→ **PROBLEM DESCRIPTION**
Reproduce the records precisely. Every line should be included.

→ **GIVEN INFORMATION**

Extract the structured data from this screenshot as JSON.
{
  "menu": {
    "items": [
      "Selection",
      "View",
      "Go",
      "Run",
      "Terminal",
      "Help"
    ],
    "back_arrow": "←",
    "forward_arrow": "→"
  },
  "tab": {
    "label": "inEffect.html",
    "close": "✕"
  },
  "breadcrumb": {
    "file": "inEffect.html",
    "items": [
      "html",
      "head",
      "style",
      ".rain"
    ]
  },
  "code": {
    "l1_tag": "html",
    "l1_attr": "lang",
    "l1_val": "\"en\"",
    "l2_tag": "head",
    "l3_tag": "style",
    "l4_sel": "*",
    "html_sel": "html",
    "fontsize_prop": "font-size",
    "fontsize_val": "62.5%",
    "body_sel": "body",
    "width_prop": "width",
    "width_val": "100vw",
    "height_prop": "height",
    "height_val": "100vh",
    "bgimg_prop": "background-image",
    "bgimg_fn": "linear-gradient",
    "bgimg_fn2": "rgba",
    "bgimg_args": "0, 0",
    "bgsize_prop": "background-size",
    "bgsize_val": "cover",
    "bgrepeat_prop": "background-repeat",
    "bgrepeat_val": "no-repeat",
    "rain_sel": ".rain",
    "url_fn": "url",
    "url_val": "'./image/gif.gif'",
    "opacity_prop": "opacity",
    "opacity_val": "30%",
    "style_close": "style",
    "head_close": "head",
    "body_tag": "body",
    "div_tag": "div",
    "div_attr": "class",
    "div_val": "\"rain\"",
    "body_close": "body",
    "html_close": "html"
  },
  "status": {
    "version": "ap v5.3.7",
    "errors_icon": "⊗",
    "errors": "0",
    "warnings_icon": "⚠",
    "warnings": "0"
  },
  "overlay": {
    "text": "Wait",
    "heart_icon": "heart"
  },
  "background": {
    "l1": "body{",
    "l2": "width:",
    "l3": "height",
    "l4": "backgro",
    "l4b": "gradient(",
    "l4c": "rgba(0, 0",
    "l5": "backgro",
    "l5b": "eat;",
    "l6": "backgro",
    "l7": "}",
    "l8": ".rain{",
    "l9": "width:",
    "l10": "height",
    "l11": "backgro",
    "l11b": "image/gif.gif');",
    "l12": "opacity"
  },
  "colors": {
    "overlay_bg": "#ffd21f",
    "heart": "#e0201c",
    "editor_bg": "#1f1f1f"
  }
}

→ **RESULT OF THIS TASK**
Extract the structured data from this screenshot as JSON.
{
  "menu": {
    "items": [
      "Selection",
      "View",
      "Go",
      "Run",
      "Terminal",
      "Help"
    ],
    "back_arrow": "←",
    "forward_arrow": "→"
  },
  "tab": {
    "label": "inEffect.html",
    "close": "✕"
  },
  "breadcrumb": {
    "file": "inEffect.html",
    "items": [
      "html",
      "head",
      "style",
      ".rain"
    ]
  },
  "code": {
    "l1_tag": "html",
    "l1_attr": "lang",
    "l1_val": "\"en\"",
    "l2_tag": "head",
    "l3_tag": "style",
    "l4_sel": "*",
    "html_sel": "html",
    "fontsize_prop": "font-size",
    "fontsize_val": "62.5%",
    "body_sel": "body",
    "width_prop": "width",
    "width_val": "100vw",
    "height_prop": "height",
    "height_val": "100vh",
    "bgimg_prop": "background-image",
    "bgimg_fn": "linear-gradient",
    "bgimg_fn2": "rgba",
    "bgimg_args": "0, 0",
    "bgsize_prop": "background-size",
    "bgsize_val": "cover",
    "bgrepeat_prop": "background-repeat",
    "bgrepeat_val": "no-repeat",
    "rain_sel": ".rain",
    "url_fn": "url",
    "url_val": "'./image/gif.gif'",
    "opacity_prop": "opacity",
    "opacity_val": "30%",
    "style_close": "style",
    "head_close": "head",
    "body_tag": "body",
    "div_tag": "div",
    "div_attr": "class",
    "div_val": "\"rain\"",
    "body_close": "body",
    "html_close": "html"
  },
  "status": {
    "version": "ap v5.3.7",
    "errors_icon": "⊗",
    "errors": "0",
    "warnings_icon": "⚠",
    "warnings": "0"
  },
  "overlay": {
    "text": "Wait",
    "heart_icon": "heart"
  },
  "background": {
    "l1": "body{",
    "l2": "width:",
    "l3": "height",
    "l4": "backgro",
    "l4b": "gradient(",
    "l4c": "rgba(0, 0",
    "l5": "backgro",
    "l5b": "eat;",
    "l6": "backgro",
    "l7": "}",
    "l8": ".rain{",
    "l9": "width:",
    "l10": "height",
    "l11": "backgro",
    "l11b": "image/gif.gif');",
    "l12": "opacity"
  },
  "colors": {
    "overlay_bg": "#ffd21f",
    "heart": "#e0201c",
    "editor_bg": "#1f1f1f"
  }
}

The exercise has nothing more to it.